Your answer must be the full listing below, restated word for word, with no pictures in it.

Start of Records for this exercise

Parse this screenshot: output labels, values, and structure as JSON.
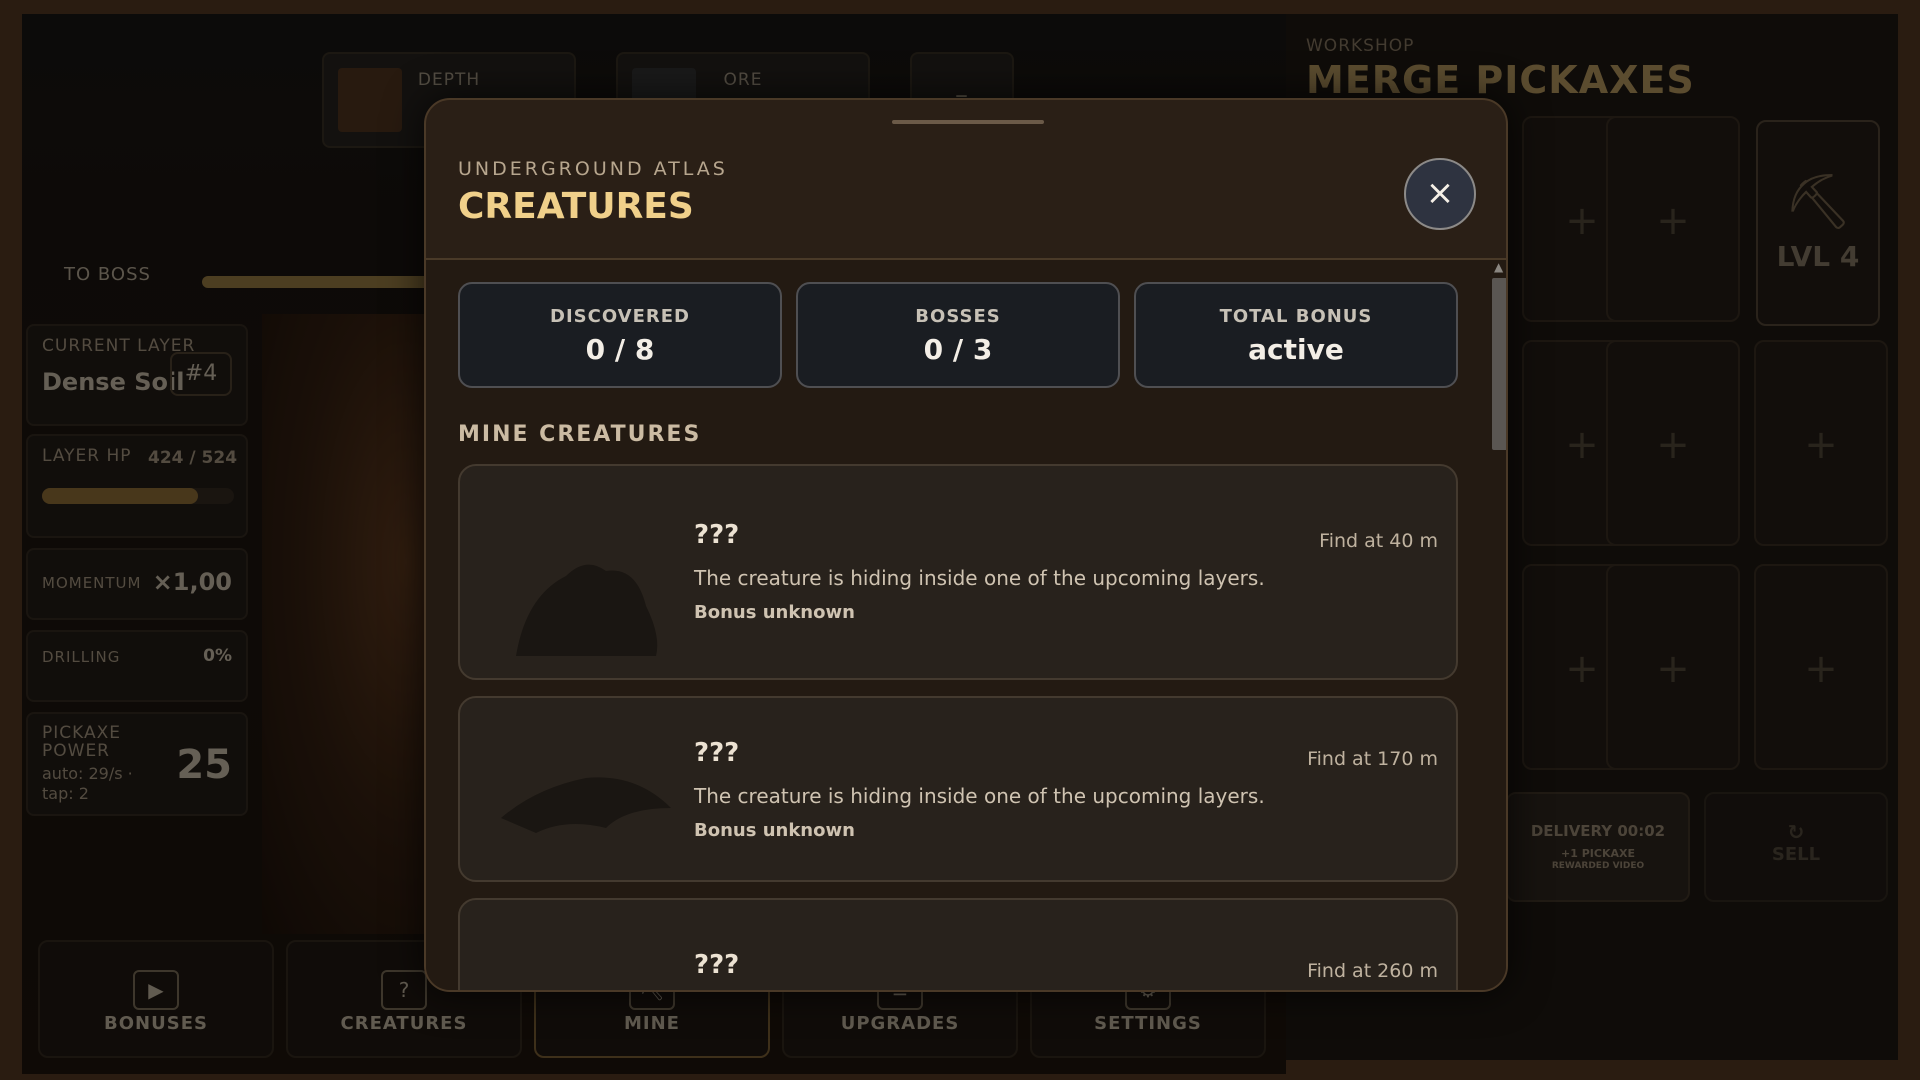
{
  "hud": {
    "depth_label": "DEPTH",
    "ore_label": "ORE",
    "small_label": "–",
    "to_boss_label": "TO BOSS",
    "boss_progress": 0.45
  },
  "stats_panel": {
    "current_layer_label": "CURRENT LAYER",
    "current_layer_value": "Dense Soil",
    "layer_number": "#4",
    "layer_hp_label": "LAYER HP",
    "layer_hp_value": "424 / 524",
    "layer_hp_fraction": 0.81,
    "momentum_label": "MOMENTUM",
    "momentum_value": "×1,00",
    "drilling_label": "DRILLING",
    "drilling_value": "0%",
    "pickaxe_power_label": "PICKAXE POWER",
    "pickaxe_power_sub": "auto: 29/s · tap: 2",
    "pickaxe_power_value": "25"
  },
  "bottom_nav": [
    {
      "label": "BONUSES",
      "icon": "▶"
    },
    {
      "label": "CREATURES",
      "icon": "?"
    },
    {
      "label": "MINE",
      "icon": "⛏"
    },
    {
      "label": "UPGRADES",
      "icon": "≡"
    },
    {
      "label": "SETTINGS",
      "icon": "⚙"
    }
  ],
  "workshop": {
    "subtitle": "WORKSHOP",
    "title": "MERGE PICKAXES",
    "slot_plus": "+",
    "filled_slot_level": "LVL 4",
    "delivery_label": "DELIVERY 00:02",
    "delivery_sub1": "+1 PICKAXE",
    "delivery_sub2": "REWARDED VIDEO",
    "sell_label": "SELL"
  },
  "modal": {
    "subtitle": "UNDERGROUND ATLAS",
    "title": "CREATURES",
    "close_icon": "×",
    "stats": [
      {
        "label": "DISCOVERED",
        "value": "0 / 8"
      },
      {
        "label": "BOSSES",
        "value": "0 / 3"
      },
      {
        "label": "TOTAL BONUS",
        "value": "active"
      }
    ],
    "section_title": "MINE CREATURES",
    "creatures": [
      {
        "name": "???",
        "description": "The creature is hiding inside one of the upcoming layers.",
        "bonus": "Bonus unknown",
        "find": "Find at 40 m"
      },
      {
        "name": "???",
        "description": "The creature is hiding inside one of the upcoming layers.",
        "bonus": "Bonus unknown",
        "find": "Find at 170 m"
      },
      {
        "name": "???",
        "find": "Find at 260 m"
      }
    ]
  }
}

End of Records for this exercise

_Solved problem_
Parse this screenshot: output labels, values, and structure as JSON.
{
  "hud": {
    "depth_label": "DEPTH",
    "ore_label": "ORE",
    "small_label": "–",
    "to_boss_label": "TO BOSS",
    "boss_progress": 0.45
  },
  "stats_panel": {
    "current_layer_label": "CURRENT LAYER",
    "current_layer_value": "Dense Soil",
    "layer_number": "#4",
    "layer_hp_label": "LAYER HP",
    "layer_hp_value": "424 / 524",
    "layer_hp_fraction": 0.81,
    "momentum_label": "MOMENTUM",
    "momentum_value": "×1,00",
    "drilling_label": "DRILLING",
    "drilling_value": "0%",
    "pickaxe_power_label": "PICKAXE POWER",
    "pickaxe_power_sub": "auto: 29/s · tap: 2",
    "pickaxe_power_value": "25"
  },
  "bottom_nav": [
    {
      "label": "BONUSES",
      "icon": "▶"
    },
    {
      "label": "CREATURES",
      "icon": "?"
    },
    {
      "label": "MINE",
      "icon": "⛏"
    },
    {
      "label": "UPGRADES",
      "icon": "≡"
    },
    {
      "label": "SETTINGS",
      "icon": "⚙"
    }
  ],
  "workshop": {
    "subtitle": "WORKSHOP",
    "title": "MERGE PICKAXES",
    "slot_plus": "+",
    "filled_slot_level": "LVL 4",
    "delivery_label": "DELIVERY 00:02",
    "delivery_sub1": "+1 PICKAXE",
    "delivery_sub2": "REWARDED VIDEO",
    "sell_label": "SELL"
  },
  "modal": {
    "subtitle": "UNDERGROUND ATLAS",
    "title": "CREATURES",
    "close_icon": "×",
    "stats": [
      {
        "label": "DISCOVERED",
        "value": "0 / 8"
      },
      {
        "label": "BOSSES",
        "value": "0 / 3"
      },
      {
        "label": "TOTAL BONUS",
        "value": "active"
      }
    ],
    "section_title": "MINE CREATURES",
    "creatures": [
      {
        "name": "???",
        "description": "The creature is hiding inside one of the upcoming layers.",
        "bonus": "Bonus unknown",
        "find": "Find at 40 m"
      },
      {
        "name": "???",
        "description": "The creature is hiding inside one of the upcoming layers.",
        "bonus": "Bonus unknown",
        "find": "Find at 170 m"
      },
      {
        "name": "???",
        "find": "Find at 260 m"
      }
    ]
  }
}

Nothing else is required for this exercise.